In my last article in this new series for Tennisplayer, we looked at techniques for developing confidence. (Click Here.) Now let's look at some of the pitfalls many players encounter and must strive to overcome in that pursuit.
The first pitfall is learned helplessness. Learned helplessness is the belief that you can't change the course of negative events--that failure is inevitable and insurmountable. This is an ego protection mechanism.
When an athlete sees himself as victimized by the circumstances, he performs as if he were helpless. The belief is that failure is beyond the athlete's control, and nothing can be done about it. These players tend to have lower expectations and give less effort.
They may blame referees or umpires for their mistakes, or the wind, the heat, or the cold. They may exaggerate hurts and pains to have an excuse in case they don't win. Learned helplessness can also include the belief that opponents always get lucky breaks.
Ben Loeb has been the varsity tennis coach for the boys' and girls' teams at Rock Bridge High School in Columbia, Missouri for over 30 years. His teams have won more than 1000 dual matches, made 38 appearances in the final four of the state team championships, and won 17 state titles. Been also teaches a high school sports psychology class and has used the principles he has developed to help hundreds of players to overcome the mental and emotional challenges of playing winning competitive tennis.

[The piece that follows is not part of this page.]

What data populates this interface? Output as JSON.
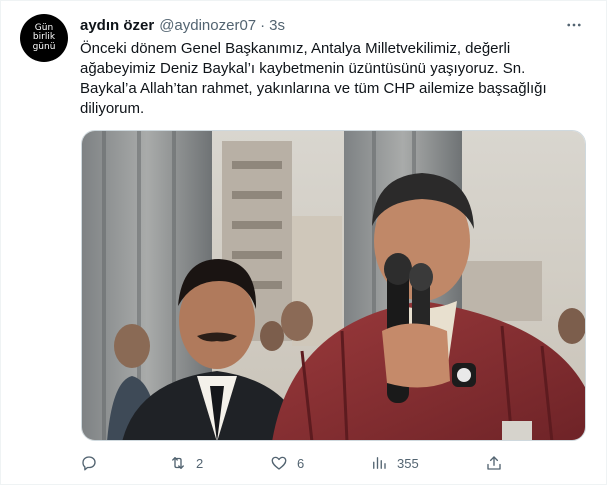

Ben's new book, Next-Level Coaching, outlines the principles he has developed over his career as a player and a championship coach to help overcome the mental and emotional challenges of playing and enjoying competitive tennis. It includes detailed self-assessment questionnaires and plans of action to help any player our coach use sports psychology to reach the next level.